* **WHAT TO PRODUCE**
Set down the listing again, word for word.

○ ○ ○ ○ ○

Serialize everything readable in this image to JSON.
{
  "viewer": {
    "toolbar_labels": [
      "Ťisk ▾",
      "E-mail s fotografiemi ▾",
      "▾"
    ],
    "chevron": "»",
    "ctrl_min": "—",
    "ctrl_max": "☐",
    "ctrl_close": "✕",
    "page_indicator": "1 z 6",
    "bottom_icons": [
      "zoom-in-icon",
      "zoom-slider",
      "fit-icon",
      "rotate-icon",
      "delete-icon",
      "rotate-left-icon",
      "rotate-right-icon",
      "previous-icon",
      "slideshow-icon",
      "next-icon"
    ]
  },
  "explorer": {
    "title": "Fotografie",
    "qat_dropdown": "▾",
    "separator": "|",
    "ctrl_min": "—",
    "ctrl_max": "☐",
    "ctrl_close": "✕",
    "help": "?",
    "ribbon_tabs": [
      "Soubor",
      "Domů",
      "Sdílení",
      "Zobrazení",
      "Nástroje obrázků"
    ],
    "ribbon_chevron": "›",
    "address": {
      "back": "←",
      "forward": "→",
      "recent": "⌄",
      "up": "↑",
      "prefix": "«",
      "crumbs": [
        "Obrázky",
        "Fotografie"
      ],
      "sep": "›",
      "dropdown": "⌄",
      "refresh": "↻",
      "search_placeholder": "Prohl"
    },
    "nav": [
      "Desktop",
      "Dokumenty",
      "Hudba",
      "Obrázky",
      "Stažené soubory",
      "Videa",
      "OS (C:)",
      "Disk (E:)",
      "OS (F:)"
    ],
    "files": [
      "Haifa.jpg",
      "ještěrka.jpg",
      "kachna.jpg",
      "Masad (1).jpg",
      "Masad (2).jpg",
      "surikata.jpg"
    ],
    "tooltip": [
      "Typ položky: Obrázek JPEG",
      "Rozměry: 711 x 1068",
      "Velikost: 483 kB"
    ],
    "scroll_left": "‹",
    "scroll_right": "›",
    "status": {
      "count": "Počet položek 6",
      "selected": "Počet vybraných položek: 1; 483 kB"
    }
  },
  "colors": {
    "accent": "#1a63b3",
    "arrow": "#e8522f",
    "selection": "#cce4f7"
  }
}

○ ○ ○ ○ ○

* **TASK ANSWER**
Serialize everything readable in this image to JSON.
{
  "viewer": {
    "toolbar_labels": [
      "Ťisk ▾",
      "E-mail s fotografiemi ▾",
      "▾"
    ],
    "chevron": "»",
    "ctrl_min": "—",
    "ctrl_max": "☐",
    "ctrl_close": "✕",
    "page_indicator": "1 z 6",
    "bottom_icons": [
      "zoom-in-icon",
      "zoom-slider",
      "fit-icon",
      "rotate-icon",
      "delete-icon",
      "rotate-left-icon",
      "rotate-right-icon",
      "previous-icon",
      "slideshow-icon",
      "next-icon"
    ]
  },
  "explorer": {
    "title": "Fotografie",
    "qat_dropdown": "▾",
    "separator": "|",
    "ctrl_min": "—",
    "ctrl_max": "☐",
    "ctrl_close": "✕",
    "help": "?",
    "ribbon_tabs": [
      "Soubor",
      "Domů",
      "Sdílení",
      "Zobrazení",
      "Nástroje obrázků"
    ],
    "ribbon_chevron": "›",
    "address": {
      "back": "←",
      "forward": "→",
      "recent": "⌄",
      "up": "↑",
      "prefix": "«",
      "crumbs": [
        "Obrázky",
        "Fotografie"
      ],
      "sep": "›",
      "dropdown": "⌄",
      "refresh": "↻",
      "search_placeholder": "Prohl"
    },
    "nav": [
      "Desktop",
      "Dokumenty",
      "Hudba",
      "Obrázky",
      "Stažené soubory",
      "Videa",
      "OS (C:)",
      "Disk (E:)",
      "OS (F:)"
    ],
    "files": [
      "Haifa.jpg",
      "ještěrka.jpg",
      "kachna.jpg",
      "Masad (1).jpg",
      "Masad (2).jpg",
      "surikata.jpg"
    ],
    "tooltip": [
      "Typ položky: Obrázek JPEG",
      "Rozměry: 711 x 1068",
      "Velikost: 483 kB"
    ],
    "scroll_left": "‹",
    "scroll_right": "›",
    "status": {
      "count": "Počet položek 6",
      "selected": "Počet vybraných položek: 1; 483 kB"
    }
  },
  "colors": {
    "accent": "#1a63b3",
    "arrow": "#e8522f",
    "selection": "#cce4f7"
  }
}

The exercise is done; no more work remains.